Immune checkpoint blockade has shown significant therapeutic efficacy in melanoma and other solid tumors, but results in ovarian cancer have been limited. With evidence that tumor immunogenicity modulates the response to checkpoint blockade, and data indicating that BRCA-deficient ovarian cancers express higher levels of immune response genes, we hypothesized that BRCA(-) ovarian tumors would be vulnerable to checkpoint blockade. To test this, we used an immunocompetent BRCA1-deficient murine ovarian cancer model to compare treatment with CTLA-4 or PD-1/PD-L1 antibodies alone or combined with targeted cytotoxic therapy using a PARP-inhibitor. Correlative studies were performed in vitro using human BRCA1(-) cells. We found that CTLA-4 antibody, but not PD-1/PD-L1 blockade, synergized therapeutically with the PARP-inhibitor, resulting in immune-mediated tumor clearance and long-term survival in a majority of animals (p<0.0001). The survival benefit of this combination was T cell-mediated and dependent on increases in local IFN-gamma production in the peritoneal tumor environment. Evidence of protective immune memory was observed greater than 60 days after completion of therapy. Similar increases in the cytotoxic effect of PARP-inhibition in the presence of elevated levels of IFN-γ in human BRCA1(-) cancer cells supports the translational potential of this treatment protocol. These results demonstrate that CTLA-4 blockade combined with PARP-inhibition induces protective anti-tumor immunity and significant survival benefit in the BRCA1(-) tumor model, and support clinical testing of this regimen to improve outcomes for women with hereditary ovarian cancer.

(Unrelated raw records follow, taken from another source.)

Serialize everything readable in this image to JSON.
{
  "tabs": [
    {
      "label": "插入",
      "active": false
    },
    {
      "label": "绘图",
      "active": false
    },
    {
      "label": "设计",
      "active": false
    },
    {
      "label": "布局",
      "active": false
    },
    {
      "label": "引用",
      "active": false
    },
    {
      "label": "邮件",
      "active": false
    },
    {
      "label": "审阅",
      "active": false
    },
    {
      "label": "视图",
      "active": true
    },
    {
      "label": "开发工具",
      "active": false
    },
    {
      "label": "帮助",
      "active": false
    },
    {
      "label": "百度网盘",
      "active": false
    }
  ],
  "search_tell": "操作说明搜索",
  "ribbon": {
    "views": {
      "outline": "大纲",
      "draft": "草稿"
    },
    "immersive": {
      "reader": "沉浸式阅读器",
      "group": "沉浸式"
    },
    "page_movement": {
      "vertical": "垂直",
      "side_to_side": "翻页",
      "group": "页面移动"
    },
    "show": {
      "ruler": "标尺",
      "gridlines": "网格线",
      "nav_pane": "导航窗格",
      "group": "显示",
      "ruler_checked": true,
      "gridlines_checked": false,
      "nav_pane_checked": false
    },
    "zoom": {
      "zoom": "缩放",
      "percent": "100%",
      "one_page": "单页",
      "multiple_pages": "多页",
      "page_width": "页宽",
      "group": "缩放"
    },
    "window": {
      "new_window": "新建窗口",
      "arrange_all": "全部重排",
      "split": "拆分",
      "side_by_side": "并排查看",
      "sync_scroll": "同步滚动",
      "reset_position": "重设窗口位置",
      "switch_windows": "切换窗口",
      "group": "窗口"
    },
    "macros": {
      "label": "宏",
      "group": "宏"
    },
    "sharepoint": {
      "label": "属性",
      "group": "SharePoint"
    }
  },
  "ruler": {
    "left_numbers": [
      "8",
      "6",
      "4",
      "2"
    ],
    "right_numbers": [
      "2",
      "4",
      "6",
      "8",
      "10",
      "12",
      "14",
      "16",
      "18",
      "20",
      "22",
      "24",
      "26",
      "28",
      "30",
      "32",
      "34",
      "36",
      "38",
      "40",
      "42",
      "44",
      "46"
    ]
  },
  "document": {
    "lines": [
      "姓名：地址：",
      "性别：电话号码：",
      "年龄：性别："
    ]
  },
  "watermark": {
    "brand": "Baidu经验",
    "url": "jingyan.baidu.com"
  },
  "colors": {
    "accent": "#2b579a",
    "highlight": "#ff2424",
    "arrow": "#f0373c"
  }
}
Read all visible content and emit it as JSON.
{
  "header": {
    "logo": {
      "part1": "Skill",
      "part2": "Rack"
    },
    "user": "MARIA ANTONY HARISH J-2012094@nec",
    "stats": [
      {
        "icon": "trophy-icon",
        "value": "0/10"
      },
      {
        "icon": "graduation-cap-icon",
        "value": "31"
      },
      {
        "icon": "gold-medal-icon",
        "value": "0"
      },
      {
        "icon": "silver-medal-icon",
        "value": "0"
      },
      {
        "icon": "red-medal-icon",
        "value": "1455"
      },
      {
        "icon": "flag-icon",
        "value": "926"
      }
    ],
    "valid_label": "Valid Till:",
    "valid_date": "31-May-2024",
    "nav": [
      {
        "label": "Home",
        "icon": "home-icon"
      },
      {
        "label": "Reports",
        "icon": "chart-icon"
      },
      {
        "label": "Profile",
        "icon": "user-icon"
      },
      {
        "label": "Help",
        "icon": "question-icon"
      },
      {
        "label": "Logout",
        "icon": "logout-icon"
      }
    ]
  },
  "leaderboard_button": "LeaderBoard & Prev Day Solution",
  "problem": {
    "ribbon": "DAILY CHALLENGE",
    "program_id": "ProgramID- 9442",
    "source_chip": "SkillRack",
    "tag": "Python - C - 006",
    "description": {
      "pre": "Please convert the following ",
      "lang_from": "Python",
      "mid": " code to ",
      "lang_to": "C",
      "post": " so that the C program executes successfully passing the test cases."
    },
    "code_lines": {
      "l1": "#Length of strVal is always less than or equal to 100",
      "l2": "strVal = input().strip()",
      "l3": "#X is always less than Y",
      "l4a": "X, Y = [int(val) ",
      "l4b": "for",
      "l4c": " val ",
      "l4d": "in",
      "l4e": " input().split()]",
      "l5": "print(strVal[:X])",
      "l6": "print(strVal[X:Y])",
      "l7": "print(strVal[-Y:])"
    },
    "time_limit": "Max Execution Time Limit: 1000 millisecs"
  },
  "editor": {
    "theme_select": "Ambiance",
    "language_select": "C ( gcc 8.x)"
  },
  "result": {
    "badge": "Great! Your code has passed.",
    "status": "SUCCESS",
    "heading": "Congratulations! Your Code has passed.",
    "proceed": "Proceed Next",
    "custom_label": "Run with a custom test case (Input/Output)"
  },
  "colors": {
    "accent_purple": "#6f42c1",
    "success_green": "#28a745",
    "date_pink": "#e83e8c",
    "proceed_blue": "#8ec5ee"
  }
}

- Received February 10, 2015.
- Revision received May 22, 2015.
- Accepted June 13, 2015.
- Copyright © 2015, American Association for Cancer Research.